Last week, we introduced Part Three of our special five part series on the Impact of Brexit on NHS Procurement for Healthcare Services. We are a team of experienced commercial advisors, health and care procurement managers and contract managers who work directly with clients to deliver commercial interventions.
Part one set the scene of what Brexit means for procurement. Part two explored the option of European Economic Area (EEA), Part three explored the option of Government Procurement Agreement (GPA) – Plus, part four explores a ‘No Deal’ Scenario and the fifth and final part of our series will present our guidance for commissioners in preparing for change. Each part will be published each week, so that you can start your year prepared for change.
Part Three: Exploring the options: Option 4: No deal
In this article we will examine the implications should there be no EU-UK trade and procurement agreement in place at the time of Brexit (this means by 29th March 2019).
What could ‘no deal’ actually mean?
In the case of a ‘No Deal’ scenario, the link to the EU Procurement Directives would be severed. Our expectation is that in this scenario the government would adopt the current Public Contract Regulations 2015 (PCR 2015) and remove any reference to the EU, and the NHS’s Procurement, Patient Choice and Competition Regulations 2013 (PCCR 2013) would still apply.
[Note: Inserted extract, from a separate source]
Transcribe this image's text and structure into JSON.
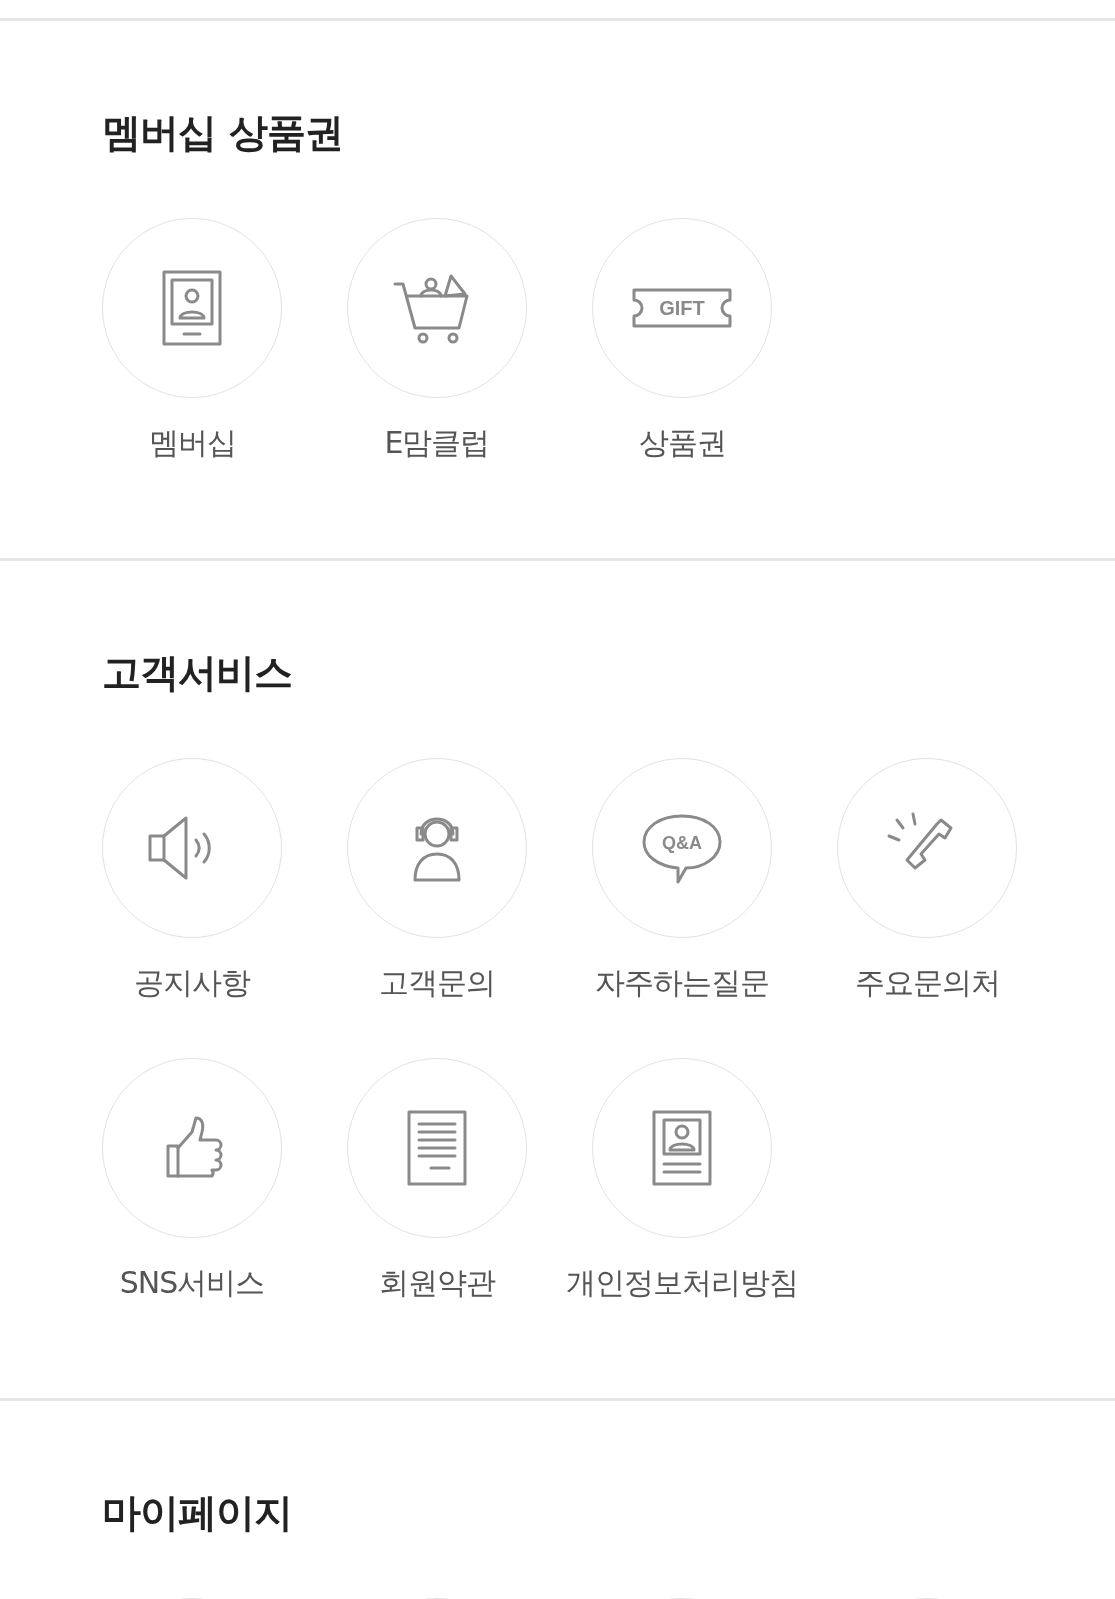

Should the PCCR2013 be given greater prominence, commissioners may find that the integration agenda would be more easily implemented.
Let’s not also forget that under a ‘No Deal’ scenario the UK could still become a GPA member as part of the World Trade Organisation option set out in part three of this series.
There will be some key differences, in that it will not be possible to advertise via the Official Journal of the European Union (OJEU) or to rely on European Court of Justice’s decisions.
Summary: Procurement, Patient Choice and Competition Regulations (PCCR) 2013
Regulation 3 of the PCCR 2013 sets out several general overall requirements that commissioners must comply with when procuring NHS services:
Act transparently and proportionately, and to treat providers equally and in a non-discriminatory way
Procure services from one or more providers that are most capable of delivering commissioners’ overall objective and that provide best value for money
Consider ways of improving services (including through services being provided in a more integrated way, enabling providers to compete and allowing patients to choose their provider)
Maintain a record of how each contract awarded complies with commissioners’ duties to exercise their functions effectively, efficiently and economically, and with a view to improving services and delivering more integrated care.
A UK-specific e-notification?
In case of ‘No Deal’, the UK government has stated a replacement UK-specific e-notification service will be made available, in the place of OJEU or Tenders Electronic Daily (TED). The new UK e-notification service will be available from 29 March 2019.
Commissioners would need to ensure they publish their contract notices on the UK e-notification service and the requirement would remain for below-threshold contracts to be published on the relevant domestic portal e.g. Contracts Finder.
Providers wishing to access contract opportunities from the UK public sector will need to access the new UK e-notification service and can continue to access the relevant domestic portal.
This means that the processes by which commissioners tender for services will remain largely similar to as they are now meaning little or no change.
The impact on the market from a bidder perspective is that it’s likely to be more difficult in finding relevant opportunities with several different advertising systems to navigate once OJEU is no longer used.
Don’t miss our fifth and final part, presenting our guidance for commissioners in preparing for change.